TASK DESCRIPTION: Please return every line of the records below that holds the word "this".

*** RECORDS SHOWN

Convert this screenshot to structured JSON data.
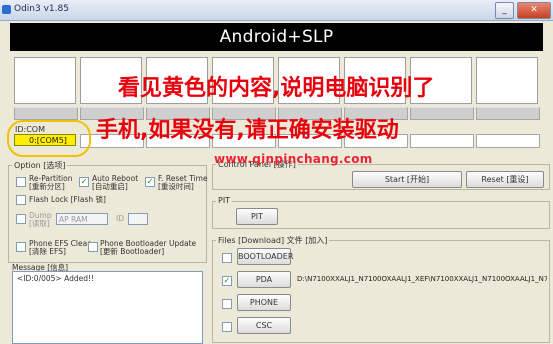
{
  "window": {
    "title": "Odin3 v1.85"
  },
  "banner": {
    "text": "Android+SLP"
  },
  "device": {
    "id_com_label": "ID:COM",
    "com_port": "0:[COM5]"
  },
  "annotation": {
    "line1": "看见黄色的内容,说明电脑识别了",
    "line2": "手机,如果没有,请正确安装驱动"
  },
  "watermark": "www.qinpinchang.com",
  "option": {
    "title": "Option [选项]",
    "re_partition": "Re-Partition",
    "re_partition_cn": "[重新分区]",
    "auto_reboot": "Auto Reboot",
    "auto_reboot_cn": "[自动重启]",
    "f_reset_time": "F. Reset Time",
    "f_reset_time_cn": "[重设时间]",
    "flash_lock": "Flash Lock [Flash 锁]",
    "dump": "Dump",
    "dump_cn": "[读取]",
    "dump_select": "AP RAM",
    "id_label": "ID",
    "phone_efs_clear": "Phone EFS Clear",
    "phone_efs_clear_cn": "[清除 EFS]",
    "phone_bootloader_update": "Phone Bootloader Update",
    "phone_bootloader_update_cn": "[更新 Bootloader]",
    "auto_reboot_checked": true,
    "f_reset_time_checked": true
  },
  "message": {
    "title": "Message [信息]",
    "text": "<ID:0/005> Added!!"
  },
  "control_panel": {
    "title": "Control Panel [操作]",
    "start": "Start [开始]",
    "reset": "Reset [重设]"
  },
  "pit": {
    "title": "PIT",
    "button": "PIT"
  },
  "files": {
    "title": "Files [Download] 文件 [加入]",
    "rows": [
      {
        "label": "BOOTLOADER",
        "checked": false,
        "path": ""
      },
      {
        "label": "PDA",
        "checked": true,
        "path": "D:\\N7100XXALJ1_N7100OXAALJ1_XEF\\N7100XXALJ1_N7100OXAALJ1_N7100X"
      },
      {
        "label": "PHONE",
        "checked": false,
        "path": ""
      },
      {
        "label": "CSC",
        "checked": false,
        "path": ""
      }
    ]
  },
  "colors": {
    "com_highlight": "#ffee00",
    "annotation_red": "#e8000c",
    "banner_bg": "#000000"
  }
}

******
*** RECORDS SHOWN

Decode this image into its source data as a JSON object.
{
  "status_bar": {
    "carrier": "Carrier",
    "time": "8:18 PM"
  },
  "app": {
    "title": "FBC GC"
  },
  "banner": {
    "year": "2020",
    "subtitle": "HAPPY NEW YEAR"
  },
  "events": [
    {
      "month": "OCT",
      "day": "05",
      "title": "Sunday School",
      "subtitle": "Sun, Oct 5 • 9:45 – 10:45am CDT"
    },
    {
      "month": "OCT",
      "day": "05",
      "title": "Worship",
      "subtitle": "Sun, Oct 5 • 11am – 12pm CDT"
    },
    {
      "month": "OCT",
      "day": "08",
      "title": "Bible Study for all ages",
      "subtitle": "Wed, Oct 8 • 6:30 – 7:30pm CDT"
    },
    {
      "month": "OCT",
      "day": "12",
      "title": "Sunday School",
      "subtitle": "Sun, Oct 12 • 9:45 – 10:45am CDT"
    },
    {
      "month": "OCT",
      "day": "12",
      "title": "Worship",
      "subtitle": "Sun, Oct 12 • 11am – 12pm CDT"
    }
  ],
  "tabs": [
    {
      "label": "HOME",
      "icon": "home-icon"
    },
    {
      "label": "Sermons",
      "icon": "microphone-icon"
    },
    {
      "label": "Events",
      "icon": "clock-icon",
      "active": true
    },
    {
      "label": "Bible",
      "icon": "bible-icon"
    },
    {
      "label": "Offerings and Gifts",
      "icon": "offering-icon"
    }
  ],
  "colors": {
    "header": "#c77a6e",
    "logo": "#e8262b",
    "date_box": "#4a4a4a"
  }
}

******

TASK ANSWER:
Convert this screenshot to structured JSON data.
Decode this image into its source data as a JSON object.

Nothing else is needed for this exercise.